How can you vote in this year’s Eurovision?
This is the first year in Eurovision history that viewers anywhere in the world can vote for their favourite entries. If you live in a country that is not taking part in Eurovision this year--like Luxembourg--you are now allowed to vote as part of the “rest of the word” category. To support your favourite song in the semi-finals and the final, simply go here.
Where can you watch the Eurovision Song Contest?
Depending on which TV channels you get, you’ll be able to see the Eurovision shows on: One (all shows) and Das Erste (final)--Germany, Culturebox (semi-finals) and France 2 (final)--France, VRT 1 (all shows, Flemish commentary) and La Une (all shows, French commentary)-- Belgium, or BBC One (all shows)--UK. Furthermore, all shows are available to watch live on the official Eurovision Song Contest YouTube Channel.
Are there any watch parties or public viewings in Luxembourg?
Chances are you already have friends or neighbours hosting a Eurovision party (and if not, maybe you should plan one ASAP), however a number of Eurovision public watch parties are also taking place in Luxembourg. Both the semi-finals and finals are, for example shown at Lounge Act One (7 avenue John F. Kennedy, Luxembourg-Kirchberg), and watch parties for the final will be organised at Crossfire (15 rue Dicks, Luxembourg-Gare) and the new Rainbow Centre (from 18:00, 19 rue Saint Esprit, Luxembourg-Centre).
Why isn’t Eurovision only for European countries?
The Eurovision Song Contest is strongly connected to European culture and identity. However, it is broadcast by the European Broadcasting Union and open to all its members, which explains why Israel competes, for example. The EBU also includes members from Asia and Africa.

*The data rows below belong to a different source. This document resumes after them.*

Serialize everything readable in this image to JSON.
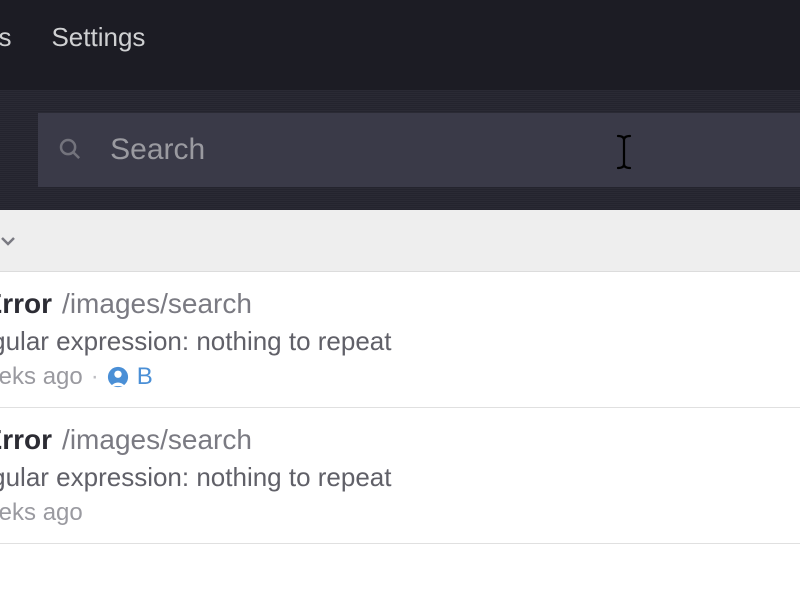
{
  "nav": {
    "item1": "es",
    "item2": "Settings"
  },
  "search": {
    "placeholder": "Search",
    "value": ""
  },
  "errors": [
    {
      "type": "xError",
      "path": "/images/search",
      "message": "regular expression: nothing to repeat",
      "time": "weeks ago",
      "user_initial": "B"
    },
    {
      "type": "xError",
      "path": "/images/search",
      "message": "regular expression: nothing to repeat",
      "time": "weeks ago",
      "user_initial": ""
    }
  ]
}
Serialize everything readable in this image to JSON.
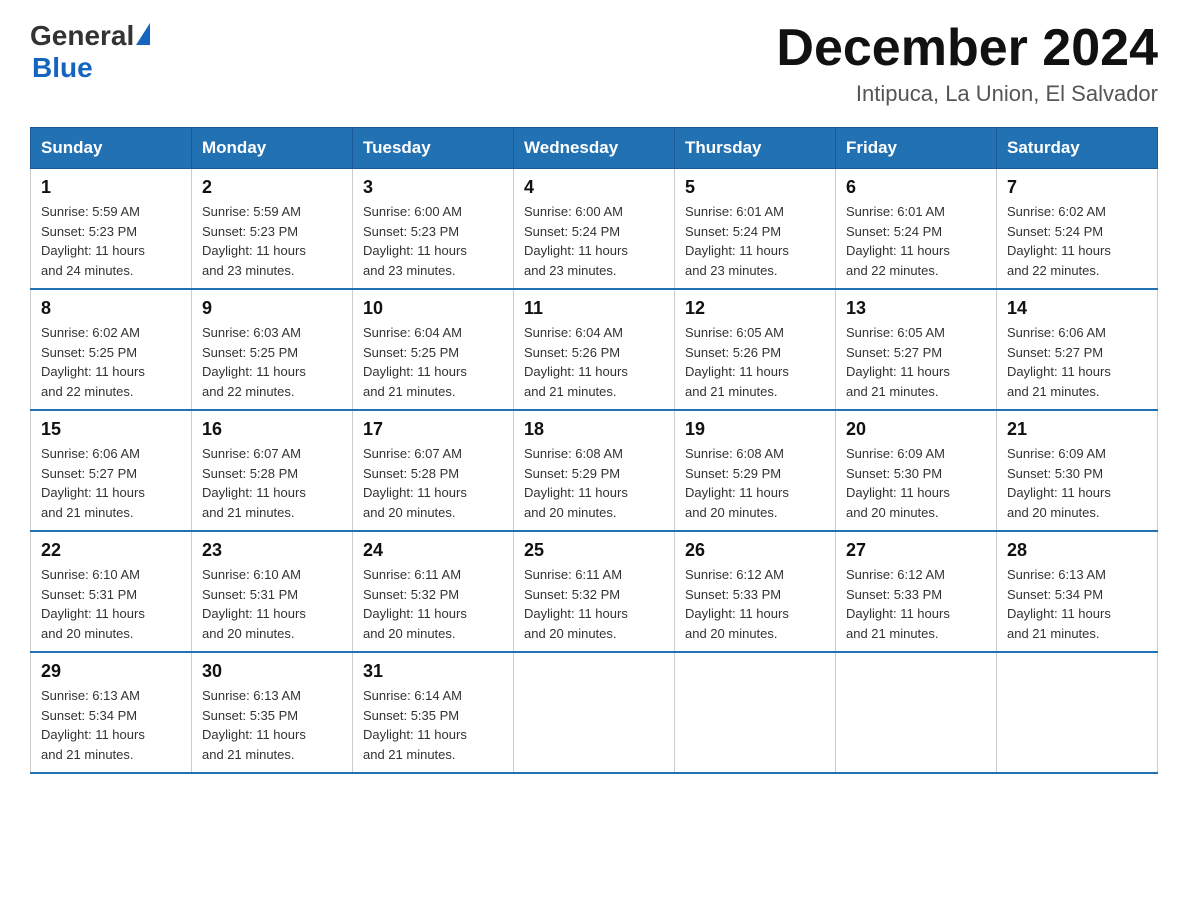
{
  "logo": {
    "general": "General",
    "blue": "Blue"
  },
  "title": "December 2024",
  "location": "Intipuca, La Union, El Salvador",
  "days_of_week": [
    "Sunday",
    "Monday",
    "Tuesday",
    "Wednesday",
    "Thursday",
    "Friday",
    "Saturday"
  ],
  "weeks": [
    [
      {
        "day": "1",
        "sunrise": "5:59 AM",
        "sunset": "5:23 PM",
        "daylight": "11 hours and 24 minutes."
      },
      {
        "day": "2",
        "sunrise": "5:59 AM",
        "sunset": "5:23 PM",
        "daylight": "11 hours and 23 minutes."
      },
      {
        "day": "3",
        "sunrise": "6:00 AM",
        "sunset": "5:23 PM",
        "daylight": "11 hours and 23 minutes."
      },
      {
        "day": "4",
        "sunrise": "6:00 AM",
        "sunset": "5:24 PM",
        "daylight": "11 hours and 23 minutes."
      },
      {
        "day": "5",
        "sunrise": "6:01 AM",
        "sunset": "5:24 PM",
        "daylight": "11 hours and 23 minutes."
      },
      {
        "day": "6",
        "sunrise": "6:01 AM",
        "sunset": "5:24 PM",
        "daylight": "11 hours and 22 minutes."
      },
      {
        "day": "7",
        "sunrise": "6:02 AM",
        "sunset": "5:24 PM",
        "daylight": "11 hours and 22 minutes."
      }
    ],
    [
      {
        "day": "8",
        "sunrise": "6:02 AM",
        "sunset": "5:25 PM",
        "daylight": "11 hours and 22 minutes."
      },
      {
        "day": "9",
        "sunrise": "6:03 AM",
        "sunset": "5:25 PM",
        "daylight": "11 hours and 22 minutes."
      },
      {
        "day": "10",
        "sunrise": "6:04 AM",
        "sunset": "5:25 PM",
        "daylight": "11 hours and 21 minutes."
      },
      {
        "day": "11",
        "sunrise": "6:04 AM",
        "sunset": "5:26 PM",
        "daylight": "11 hours and 21 minutes."
      },
      {
        "day": "12",
        "sunrise": "6:05 AM",
        "sunset": "5:26 PM",
        "daylight": "11 hours and 21 minutes."
      },
      {
        "day": "13",
        "sunrise": "6:05 AM",
        "sunset": "5:27 PM",
        "daylight": "11 hours and 21 minutes."
      },
      {
        "day": "14",
        "sunrise": "6:06 AM",
        "sunset": "5:27 PM",
        "daylight": "11 hours and 21 minutes."
      }
    ],
    [
      {
        "day": "15",
        "sunrise": "6:06 AM",
        "sunset": "5:27 PM",
        "daylight": "11 hours and 21 minutes."
      },
      {
        "day": "16",
        "sunrise": "6:07 AM",
        "sunset": "5:28 PM",
        "daylight": "11 hours and 21 minutes."
      },
      {
        "day": "17",
        "sunrise": "6:07 AM",
        "sunset": "5:28 PM",
        "daylight": "11 hours and 20 minutes."
      },
      {
        "day": "18",
        "sunrise": "6:08 AM",
        "sunset": "5:29 PM",
        "daylight": "11 hours and 20 minutes."
      },
      {
        "day": "19",
        "sunrise": "6:08 AM",
        "sunset": "5:29 PM",
        "daylight": "11 hours and 20 minutes."
      },
      {
        "day": "20",
        "sunrise": "6:09 AM",
        "sunset": "5:30 PM",
        "daylight": "11 hours and 20 minutes."
      },
      {
        "day": "21",
        "sunrise": "6:09 AM",
        "sunset": "5:30 PM",
        "daylight": "11 hours and 20 minutes."
      }
    ],
    [
      {
        "day": "22",
        "sunrise": "6:10 AM",
        "sunset": "5:31 PM",
        "daylight": "11 hours and 20 minutes."
      },
      {
        "day": "23",
        "sunrise": "6:10 AM",
        "sunset": "5:31 PM",
        "daylight": "11 hours and 20 minutes."
      },
      {
        "day": "24",
        "sunrise": "6:11 AM",
        "sunset": "5:32 PM",
        "daylight": "11 hours and 20 minutes."
      },
      {
        "day": "25",
        "sunrise": "6:11 AM",
        "sunset": "5:32 PM",
        "daylight": "11 hours and 20 minutes."
      },
      {
        "day": "26",
        "sunrise": "6:12 AM",
        "sunset": "5:33 PM",
        "daylight": "11 hours and 20 minutes."
      },
      {
        "day": "27",
        "sunrise": "6:12 AM",
        "sunset": "5:33 PM",
        "daylight": "11 hours and 21 minutes."
      },
      {
        "day": "28",
        "sunrise": "6:13 AM",
        "sunset": "5:34 PM",
        "daylight": "11 hours and 21 minutes."
      }
    ],
    [
      {
        "day": "29",
        "sunrise": "6:13 AM",
        "sunset": "5:34 PM",
        "daylight": "11 hours and 21 minutes."
      },
      {
        "day": "30",
        "sunrise": "6:13 AM",
        "sunset": "5:35 PM",
        "daylight": "11 hours and 21 minutes."
      },
      {
        "day": "31",
        "sunrise": "6:14 AM",
        "sunset": "5:35 PM",
        "daylight": "11 hours and 21 minutes."
      },
      null,
      null,
      null,
      null
    ]
  ],
  "labels": {
    "sunrise": "Sunrise:",
    "sunset": "Sunset:",
    "daylight": "Daylight:"
  }
}
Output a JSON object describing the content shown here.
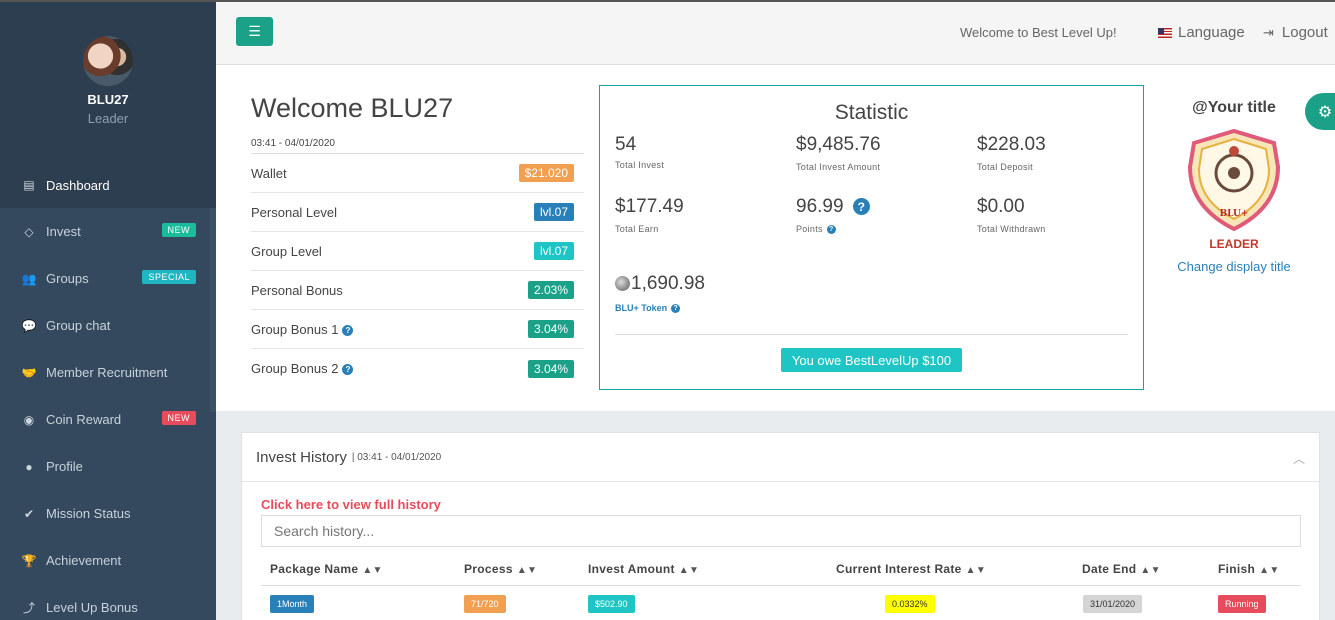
{
  "user": {
    "name": "BLU27",
    "role": "Leader"
  },
  "sidebar": {
    "items": [
      {
        "label": "Dashboard",
        "icon": "dashboard-icon",
        "badge": ""
      },
      {
        "label": "Invest",
        "icon": "diamond-icon",
        "badge": "NEW"
      },
      {
        "label": "Groups",
        "icon": "users-icon",
        "badge": "SPECIAL"
      },
      {
        "label": "Group chat",
        "icon": "chat-icon",
        "badge": ""
      },
      {
        "label": "Member Recruitment",
        "icon": "handshake-icon",
        "badge": ""
      },
      {
        "label": "Coin Reward",
        "icon": "coins-icon",
        "badge": "NEW"
      },
      {
        "label": "Profile",
        "icon": "user-icon",
        "badge": ""
      },
      {
        "label": "Mission Status",
        "icon": "check-circle-icon",
        "badge": ""
      },
      {
        "label": "Achievement",
        "icon": "trophy-icon",
        "badge": ""
      },
      {
        "label": "Level Up Bonus",
        "icon": "level-up-icon",
        "badge": ""
      }
    ]
  },
  "topbar": {
    "welcome": "Welcome to Best Level Up!",
    "language": "Language",
    "logout": "Logout"
  },
  "welcome": {
    "title": "Welcome BLU27",
    "datetime": "03:41 - 04/01/2020",
    "rows": [
      {
        "label": "Wallet",
        "value": "$21.020",
        "color": "#f0a050",
        "help": false
      },
      {
        "label": "Personal Level",
        "value": "lvl.07",
        "color": "#2980b9",
        "help": false
      },
      {
        "label": "Group Level",
        "value": "lvl.07",
        "color": "#1fc4c4",
        "help": false
      },
      {
        "label": "Personal Bonus",
        "value": "2.03%",
        "color": "#1aa188",
        "help": false
      },
      {
        "label": "Group Bonus 1",
        "value": "3.04%",
        "color": "#1aa188",
        "help": true
      },
      {
        "label": "Group Bonus 2",
        "value": "3.04%",
        "color": "#1aa188",
        "help": true
      }
    ]
  },
  "statistic": {
    "title": "Statistic",
    "total_invest": {
      "value": "54",
      "label": "Total Invest"
    },
    "total_invest_amount": {
      "value": "$9,485.76",
      "label": "Total Invest Amount"
    },
    "total_deposit": {
      "value": "$228.03",
      "label": "Total Deposit"
    },
    "total_earn": {
      "value": "$177.49",
      "label": "Total Earn"
    },
    "points": {
      "value": "96.99",
      "label": "Points"
    },
    "total_withdrawn": {
      "value": "$0.00",
      "label": "Total Withdrawn"
    },
    "token": {
      "value": "1,690.98",
      "label": "BLU+ Token"
    },
    "owe_button": "You owe BestLevelUp $100"
  },
  "title_box": {
    "heading": "@Your title",
    "badge_text": "BLU+",
    "leader": "LEADER",
    "change": "Change display title"
  },
  "history": {
    "title": "Invest History",
    "datetime": "| 03:41 - 04/01/2020",
    "full_link": "Click here to view full history",
    "search_placeholder": "Search history...",
    "columns": [
      "Package Name",
      "Process",
      "Invest Amount",
      "Current Interest Rate",
      "Date End",
      "Finish"
    ],
    "rows": [
      {
        "package": "1Month",
        "process": "71/720",
        "amount": "$502.90",
        "rate": "0.0332%",
        "date_end": "31/01/2020",
        "finish": "Running"
      }
    ]
  },
  "colors": {
    "accent": "#1aa188",
    "sidebar_bg": "#2c3e50",
    "link": "#2980b9",
    "danger": "#e74c5c"
  }
}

What about Australia?
Australia has a long-lasting relationship with the Eurovision Song Contest and started broadcasting it in 1983, attracting an impressive viewing audience (even though Eurovision typically starts airing at 5 in the morning down under). In 2015, for Eurovision’s 60th birthday, Australia was invited to participate as a one-off event, but was then allowed to stay on. Australia’s participation has been confirmed by the EBU until 2023. So this could technically be Australia’s last year in Eurovision.
Who are the ‘Big Five’?
Seeing that you work or live in Luxembourg, you will be forgiven if you think this relates to the Big Four--but it doesn’t. In Eurovision, the Big Five are: France, Germany, Italy, Spain and the UK. As the major funders of the EBU, they get a pass directly to the final. The previous year’s winning country--this year, Ukraine--also automatically qualifies for the final.
How many countries are participating this year?
Thirty-seven countries are entered this year. Of those, 2 x 10 songs qualify from the semi-finals. To this, the Big Five and last year’s winner Ukraine’s songs are added. In this way, the final will count songs from 26 countries.
What are the rules for a participating song?
Some songs might seem longer to you than others, but no songs are longer than 3 minutes, that’s the rule. Furthermore, all songs must be new, sung live and with no more than six people on stage. Since 1999, performers have been allowed to sing in any language they want.
Who votes, when, and how?
This year, the public alone decides who qualifies from the semi-finals to the finals. This is a new thing--and the results will show if this was a good decision or not.
In the final, every country awards two set of scores: from the “experts” (national jury) and from the televoters. No one can vote for their own country. The points given are: the famous “douze points” to the favourite act, the second favourite gets 10 points, the third place gets 8 points, and then 7 points, and so on, down to one point for the tenth favourite. The scoreboard will first show the jury’s votes, and then the televoters. Worth mentioning is that the two are often very different, which makes it all the more exciting.